**Work task:**
In the listing below, which lines contain the string "tolerating"? Copy them all.

**Exercise materials:**
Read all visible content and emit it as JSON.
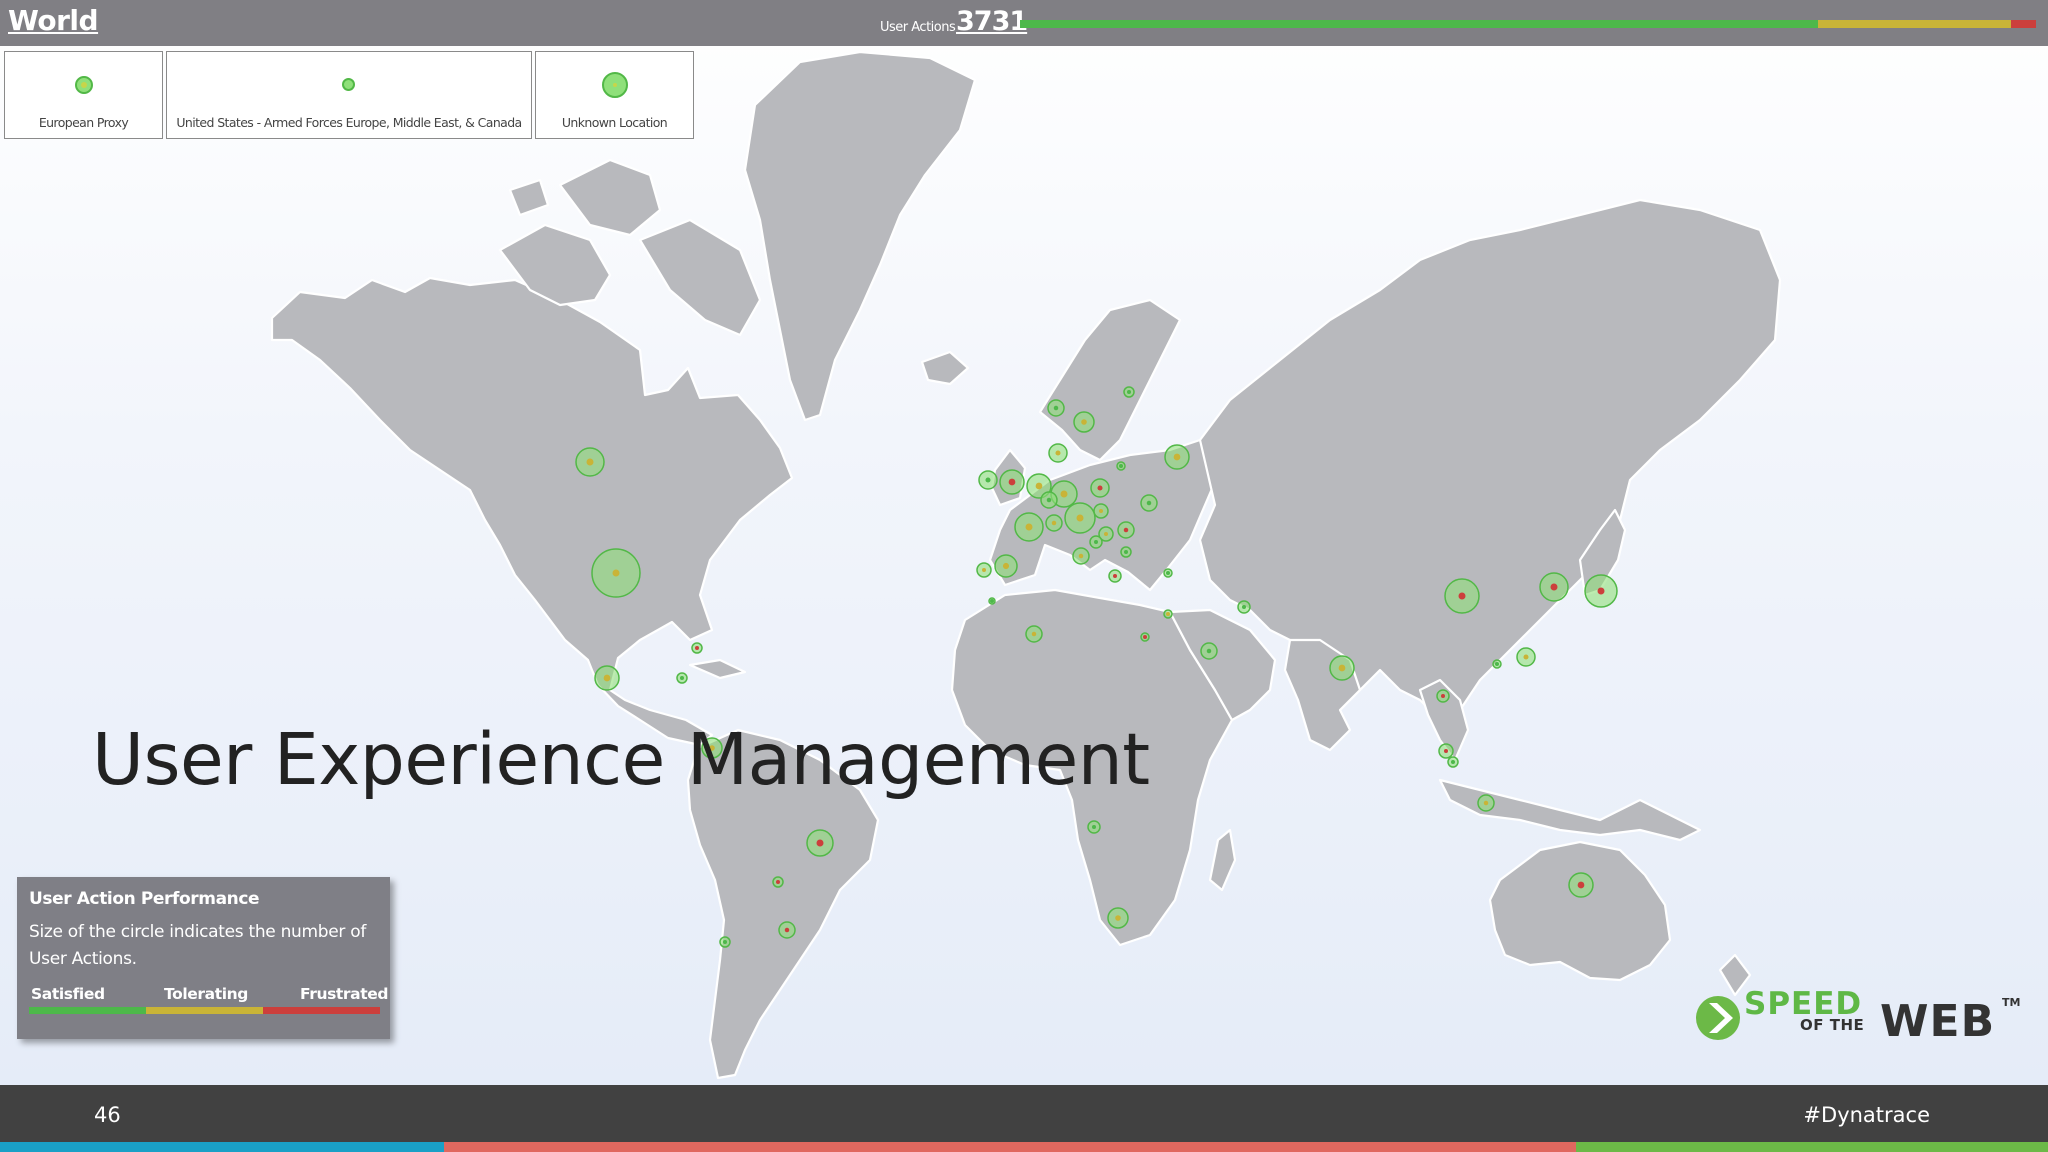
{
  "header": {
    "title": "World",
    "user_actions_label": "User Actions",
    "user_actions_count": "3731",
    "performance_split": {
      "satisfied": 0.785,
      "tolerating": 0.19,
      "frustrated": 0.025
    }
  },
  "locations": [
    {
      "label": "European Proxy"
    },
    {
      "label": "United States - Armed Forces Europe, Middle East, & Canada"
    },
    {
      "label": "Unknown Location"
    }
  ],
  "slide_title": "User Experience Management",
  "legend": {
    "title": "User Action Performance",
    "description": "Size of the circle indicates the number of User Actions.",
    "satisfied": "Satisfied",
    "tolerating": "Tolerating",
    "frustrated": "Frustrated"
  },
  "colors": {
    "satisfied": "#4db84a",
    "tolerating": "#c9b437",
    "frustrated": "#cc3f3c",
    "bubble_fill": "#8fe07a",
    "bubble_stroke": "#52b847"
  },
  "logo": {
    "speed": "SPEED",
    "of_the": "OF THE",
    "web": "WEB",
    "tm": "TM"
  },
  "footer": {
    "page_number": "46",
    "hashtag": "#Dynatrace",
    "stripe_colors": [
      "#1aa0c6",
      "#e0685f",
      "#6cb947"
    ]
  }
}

**Result of this exercise:**
      "tolerating": 0.19,
    "tolerating": "Tolerating",
    "tolerating": "#c9b437",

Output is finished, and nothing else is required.